Stevenson University Professor Receives Prestigious Award for Virtual Reality Work
Assistant Professor of Digital Rhetoric at Stevenson’s School of Humanities and Social Sciences, Amanda Licastro, was recently awarded the Alliance of Digital Humanities Organizations’(ADHO) Paul Fortier Prize for her paper entitled “Teaching Empathy through Virtual Reality.”
Licastro presented her paper at the highly competitive Digital Humanities Conference in Montreal where around 2,000 people competed for the honor to be named a Paul Fortier Prize winner. The award, given for the best paper by a young scholar, honors late University Distinguished Professor of French, Paul Fortier, for his long, active career in humanities.
ADHO panelists described Licastro as a trailblazer in the digital humanities field as her paper illustrated the potential of virtual reality in a teaching context.
“This project demonstrates the potential for digital humanities to foster a deeper, human understanding, specifically by focusing on and exploring the question of empathy in an educational context,” ACH representative to the ADHO awards committee, Micki Kaufman said. “The project illustrates the possibilities that innovative teaching provides as well as the power of digital humanities to foster greater social engagement and understanding through pedagogy.”

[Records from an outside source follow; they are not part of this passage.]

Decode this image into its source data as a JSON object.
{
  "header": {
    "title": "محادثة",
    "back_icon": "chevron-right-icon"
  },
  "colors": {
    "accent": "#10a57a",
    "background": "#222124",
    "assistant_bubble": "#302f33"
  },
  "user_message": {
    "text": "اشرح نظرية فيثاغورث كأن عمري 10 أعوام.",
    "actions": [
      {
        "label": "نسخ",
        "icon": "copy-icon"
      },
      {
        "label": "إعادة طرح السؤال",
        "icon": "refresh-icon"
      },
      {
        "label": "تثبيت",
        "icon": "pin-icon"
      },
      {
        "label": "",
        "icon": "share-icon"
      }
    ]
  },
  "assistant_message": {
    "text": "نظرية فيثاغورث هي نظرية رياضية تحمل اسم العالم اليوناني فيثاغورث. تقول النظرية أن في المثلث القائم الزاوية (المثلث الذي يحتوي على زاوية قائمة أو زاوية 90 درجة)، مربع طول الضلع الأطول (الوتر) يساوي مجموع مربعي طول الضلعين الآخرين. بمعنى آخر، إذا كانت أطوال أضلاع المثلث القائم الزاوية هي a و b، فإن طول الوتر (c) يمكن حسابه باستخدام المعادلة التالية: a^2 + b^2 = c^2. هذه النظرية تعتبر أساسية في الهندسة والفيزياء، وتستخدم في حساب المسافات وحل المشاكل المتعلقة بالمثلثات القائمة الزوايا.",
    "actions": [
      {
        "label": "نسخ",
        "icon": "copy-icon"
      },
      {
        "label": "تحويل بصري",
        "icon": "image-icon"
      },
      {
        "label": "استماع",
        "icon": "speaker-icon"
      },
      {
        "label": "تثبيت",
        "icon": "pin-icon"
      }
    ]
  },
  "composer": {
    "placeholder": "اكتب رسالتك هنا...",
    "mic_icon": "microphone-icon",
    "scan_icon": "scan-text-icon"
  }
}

Licastro said she was stunned, but deeply honored to receive the Paul Fortier Prize. She strongly believes in Stevenson students’ and hopes to demonstrate that everyone has boundless potential as humans.
“My presentation gave me the chance to showcase the innovative ingenuity of our students, and to demonstrate the power of collaborative, project-based pedagogy,” Licastro said. “Introducing any new technology into a learning environment is risky, but I believe it is vital to prepare our students to be leaders in their chosen industries, which means making the most cutting edge tools available to them for consideration.”

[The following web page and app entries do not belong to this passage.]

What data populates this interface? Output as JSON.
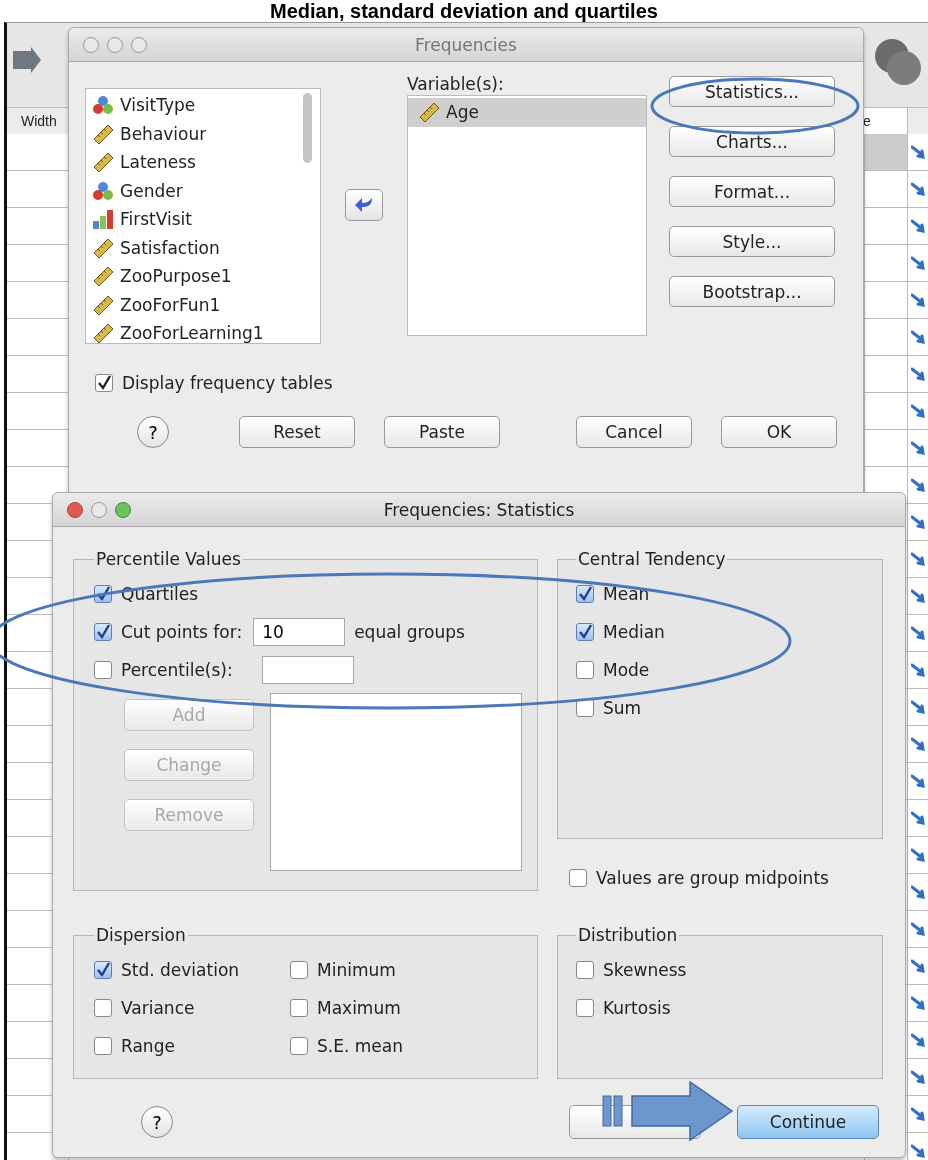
{
  "heading": "Median, standard deviation and quartiles",
  "sheet": {
    "left_header": "Width",
    "right_header": "e"
  },
  "frequencies": {
    "title": "Frequencies",
    "variables_label": "Variable(s):",
    "source_variables": [
      {
        "name": "VisitType",
        "kind": "nominal"
      },
      {
        "name": "Behaviour",
        "kind": "scale"
      },
      {
        "name": "Lateness",
        "kind": "scale"
      },
      {
        "name": "Gender",
        "kind": "nominal"
      },
      {
        "name": "FirstVisit",
        "kind": "ordinal"
      },
      {
        "name": "Satisfaction",
        "kind": "scale"
      },
      {
        "name": "ZooPurpose1",
        "kind": "scale"
      },
      {
        "name": "ZooForFun1",
        "kind": "scale"
      },
      {
        "name": "ZooForLearning1",
        "kind": "scale"
      }
    ],
    "selected_variables": [
      {
        "name": "Age",
        "kind": "scale",
        "selected": true
      }
    ],
    "side_buttons": [
      "Statistics...",
      "Charts...",
      "Format...",
      "Style...",
      "Bootstrap..."
    ],
    "display_frequency_tables": {
      "label": "Display frequency tables",
      "checked": true
    },
    "help": "?",
    "buttons": [
      "Reset",
      "Paste",
      "Cancel",
      "OK"
    ]
  },
  "statistics": {
    "title": "Frequencies: Statistics",
    "percentile_values": {
      "title": "Percentile Values",
      "quartiles": {
        "label": "Quartiles",
        "checked": true
      },
      "cut_points": {
        "label": "Cut points for:",
        "checked": true,
        "value": "10",
        "suffix": "equal groups"
      },
      "percentiles": {
        "label": "Percentile(s):",
        "checked": false
      },
      "buttons": [
        {
          "label": "Add",
          "disabled": true
        },
        {
          "label": "Change",
          "disabled": true
        },
        {
          "label": "Remove",
          "disabled": true
        }
      ]
    },
    "central_tendency": {
      "title": "Central Tendency",
      "items": [
        {
          "label": "Mean",
          "checked": true
        },
        {
          "label": "Median",
          "checked": true
        },
        {
          "label": "Mode",
          "checked": false
        },
        {
          "label": "Sum",
          "checked": false
        }
      ]
    },
    "group_midpoints": {
      "label": "Values are group midpoints",
      "checked": false
    },
    "dispersion": {
      "title": "Dispersion",
      "items": [
        {
          "label": "Std. deviation",
          "checked": true
        },
        {
          "label": "Minimum",
          "checked": false
        },
        {
          "label": "Variance",
          "checked": false
        },
        {
          "label": "Maximum",
          "checked": false
        },
        {
          "label": "Range",
          "checked": false
        },
        {
          "label": "S.E. mean",
          "checked": false
        }
      ]
    },
    "distribution": {
      "title": "Distribution",
      "items": [
        {
          "label": "Skewness",
          "checked": false
        },
        {
          "label": "Kurtosis",
          "checked": false
        }
      ]
    },
    "help": "?",
    "continue": "Continue"
  }
}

Licastro added that she is an English professor, yet taught herself the skills necessary to understand digital technology and teach it to others. She encourages students to explore the unknown and learn new skills that are outside of their comfort zones.
Licastro has been with the University since 2015.

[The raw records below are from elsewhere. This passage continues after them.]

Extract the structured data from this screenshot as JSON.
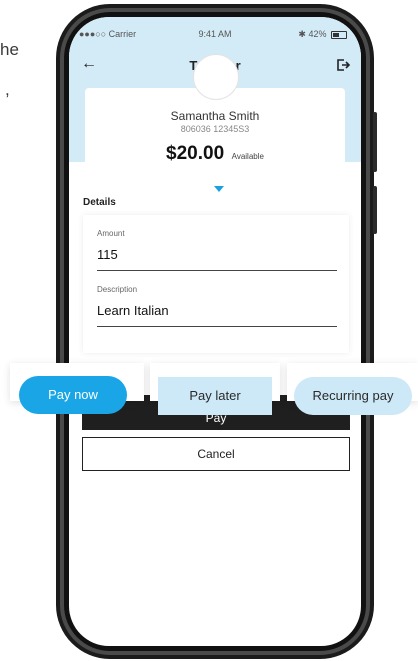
{
  "background_snippets": {
    "line1": "he",
    "line2": ","
  },
  "status_bar": {
    "carrier": "●●●○○ Carrier",
    "time": "9:41 AM",
    "battery": "42%"
  },
  "nav": {
    "title": "Transfer",
    "back_icon": "back-arrow-icon",
    "right_icon": "logout-icon"
  },
  "recipient": {
    "name": "Samantha Smith",
    "account": "806036 12345S3",
    "balance": "$20.00",
    "balance_label": "Available"
  },
  "details": {
    "section_title": "Details",
    "amount_label": "Amount",
    "amount_value": "115",
    "description_label": "Description",
    "description_value": "Learn Italian"
  },
  "actions": {
    "pay_label": "Pay",
    "cancel_label": "Cancel"
  },
  "payment_options": [
    {
      "label": "Pay now",
      "selected": true
    },
    {
      "label": "Pay later",
      "selected": false
    },
    {
      "label": "Recurring pay",
      "selected": false
    }
  ],
  "colors": {
    "accent": "#1aa6e6",
    "light_accent": "#cde9f7",
    "header_band": "#d3ebf7",
    "dark_button": "#1f1f1f"
  }
}
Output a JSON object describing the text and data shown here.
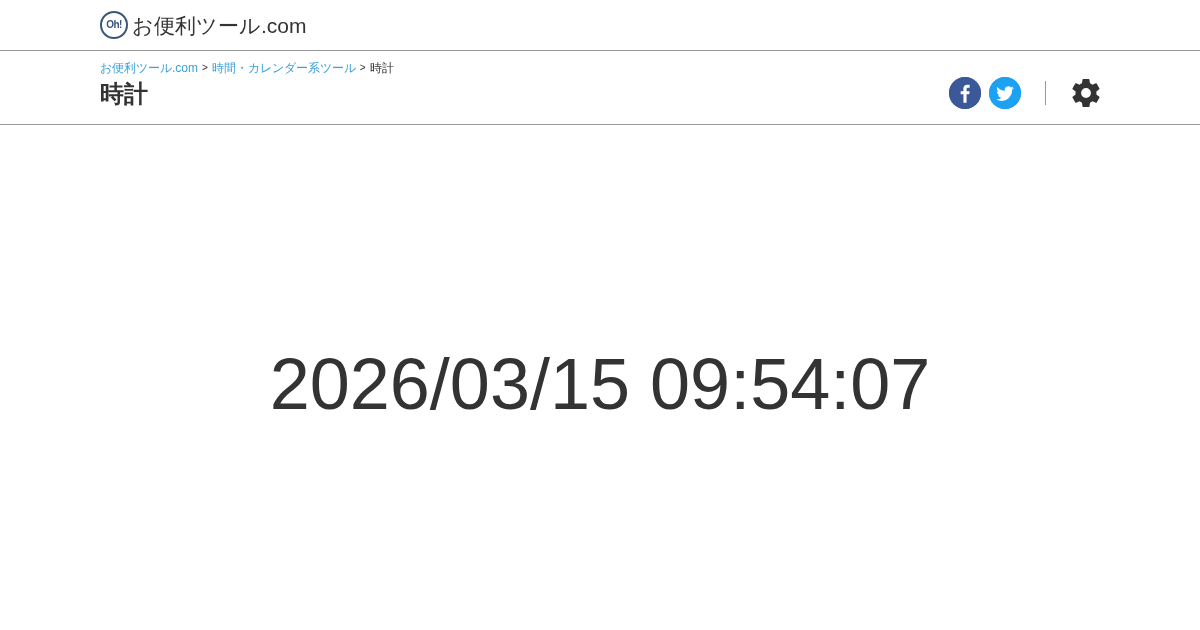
{
  "header": {
    "logo_mark": "Oh!",
    "site_name": "お便利ツール.com"
  },
  "breadcrumb": [
    {
      "label": "お便利ツール.com",
      "kind": "link"
    },
    {
      "label": ">",
      "kind": "separator"
    },
    {
      "label": "時間・カレンダー系ツール",
      "kind": "link"
    },
    {
      "label": ">",
      "kind": "separator"
    },
    {
      "label": "時計",
      "kind": "current"
    }
  ],
  "page_title": "時計",
  "share_buttons": [
    {
      "kind": "facebook",
      "color": "#3b5998"
    },
    {
      "kind": "twitter",
      "color": "#1da1f2"
    }
  ],
  "clock": {
    "display": "2026/03/15 09:54:07"
  }
}
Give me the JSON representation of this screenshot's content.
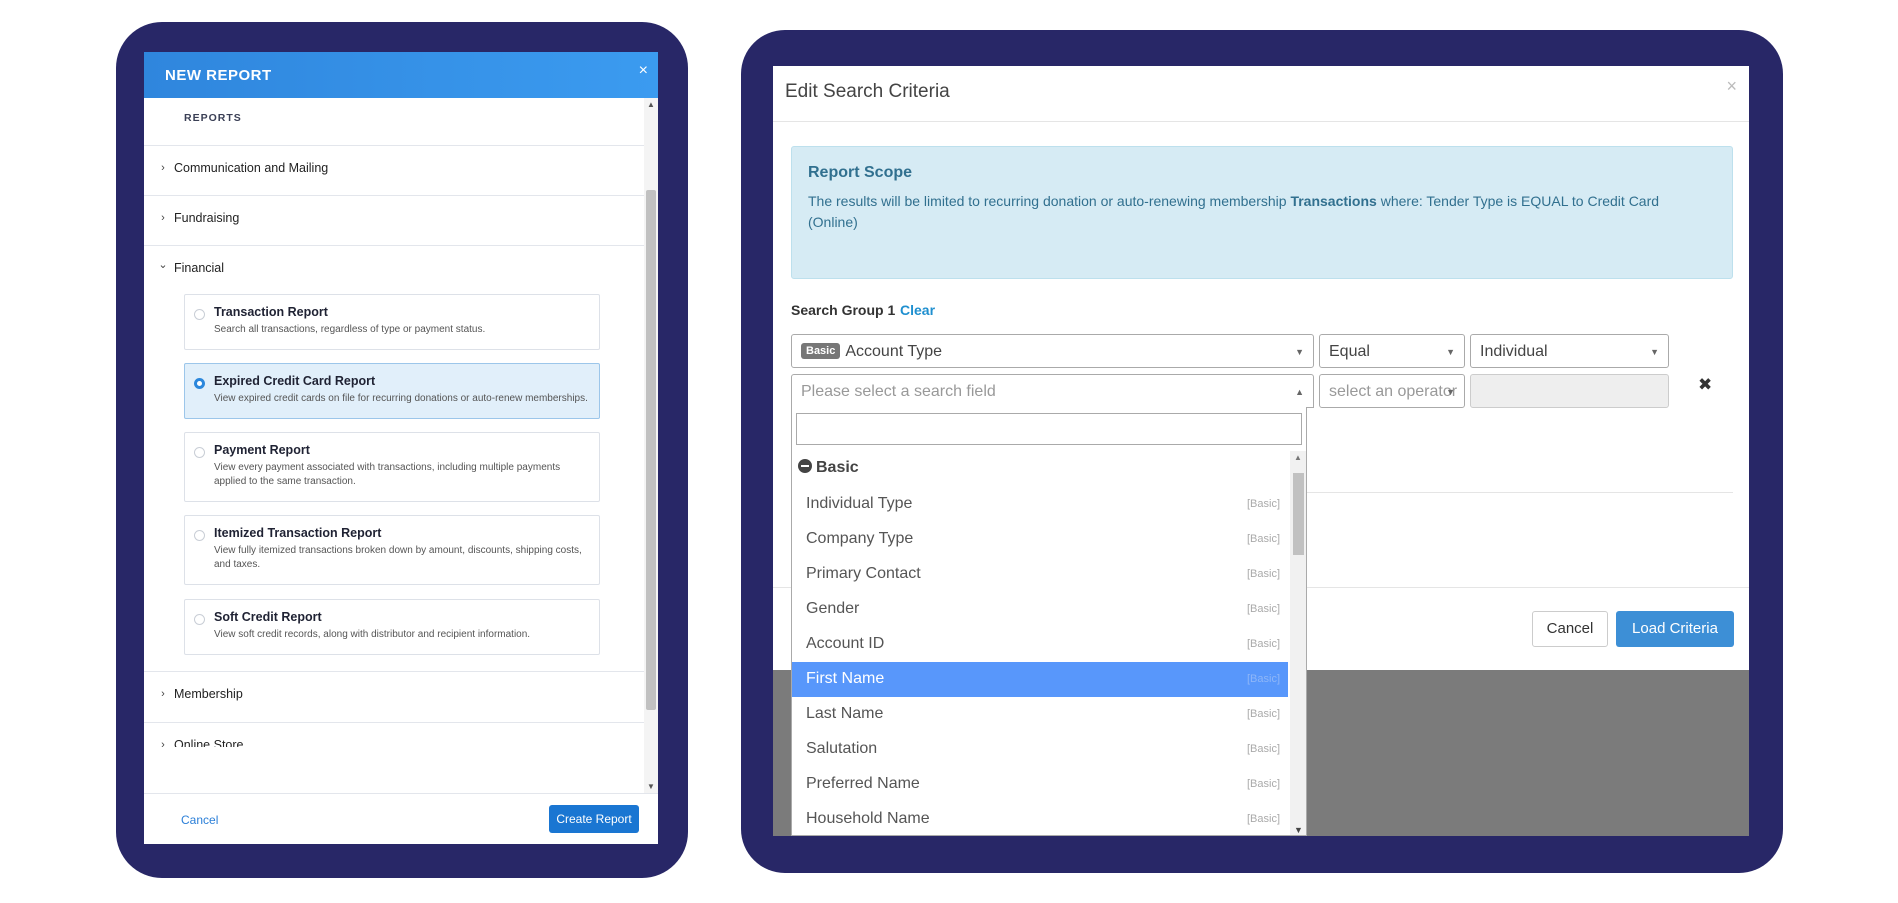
{
  "new_report": {
    "title": "NEW REPORT",
    "close": "×",
    "section_label": "REPORTS",
    "categories": [
      {
        "label": "Communication and Mailing",
        "chevron": "›"
      },
      {
        "label": "Fundraising",
        "chevron": "›"
      },
      {
        "label": "Financial",
        "chevron": "⌄"
      },
      {
        "label": "Membership",
        "chevron": "›"
      },
      {
        "label": "Online Store",
        "chevron": "›"
      }
    ],
    "reports": [
      {
        "title": "Transaction Report",
        "desc": "Search all transactions, regardless of type or payment status."
      },
      {
        "title": "Expired Credit Card Report",
        "desc": "View expired credit cards on file for recurring donations or auto-renew memberships."
      },
      {
        "title": "Payment Report",
        "desc": "View every payment associated with transactions, including multiple payments applied to the same transaction."
      },
      {
        "title": "Itemized Transaction Report",
        "desc": "View fully itemized transactions broken down by amount, discounts, shipping costs, and taxes."
      },
      {
        "title": "Soft Credit Report",
        "desc": "View soft credit records, along with distributor and recipient information."
      }
    ],
    "selected_report": "Expired Credit Card Report",
    "cancel_label": "Cancel",
    "create_label": "Create Report"
  },
  "edit_search": {
    "title": "Edit Search Criteria",
    "close": "×",
    "scope": {
      "title": "Report Scope",
      "text_before": "The results will be limited to recurring donation or auto-renewing membership ",
      "text_bold": "Transactions",
      "text_after": " where: Tender Type is EQUAL to Credit Card (Online)"
    },
    "group": {
      "label": "Search Group 1",
      "clear": "Clear"
    },
    "row1": {
      "badge": "Basic",
      "field": "Account Type",
      "operator": "Equal",
      "value": "Individual"
    },
    "row2": {
      "field_placeholder": "Please select a search field",
      "operator_placeholder": "select an operator"
    },
    "remove": "✖",
    "cancel_label": "Cancel",
    "load_label": "Load Criteria",
    "dropdown": {
      "group": "Basic",
      "items": [
        {
          "name": "Individual Type",
          "tag": "[Basic]"
        },
        {
          "name": "Company Type",
          "tag": "[Basic]"
        },
        {
          "name": "Primary Contact",
          "tag": "[Basic]"
        },
        {
          "name": "Gender",
          "tag": "[Basic]"
        },
        {
          "name": "Account ID",
          "tag": "[Basic]"
        },
        {
          "name": "First Name",
          "tag": "[Basic]"
        },
        {
          "name": "Last Name",
          "tag": "[Basic]"
        },
        {
          "name": "Salutation",
          "tag": "[Basic]"
        },
        {
          "name": "Preferred Name",
          "tag": "[Basic]"
        },
        {
          "name": "Household Name",
          "tag": "[Basic]"
        }
      ],
      "highlighted": "First Name"
    }
  },
  "colors": {
    "frame": "#282767",
    "header_blue": "#2f86dd",
    "selected_card": "#e1effa",
    "scope_bg": "#d6ebf4",
    "highlight": "#5897fb",
    "load_button": "#3d8fd6"
  }
}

For more information on Stevenson’s Digital Humanities program, visit Stevenson.edu.
Stevenson University is the third-largest independent university in Maryland with more than 4,100 students pursuing bachelor’s, master’s, and adult bachelor’s programs at locations in Stevenson and Owings Mills.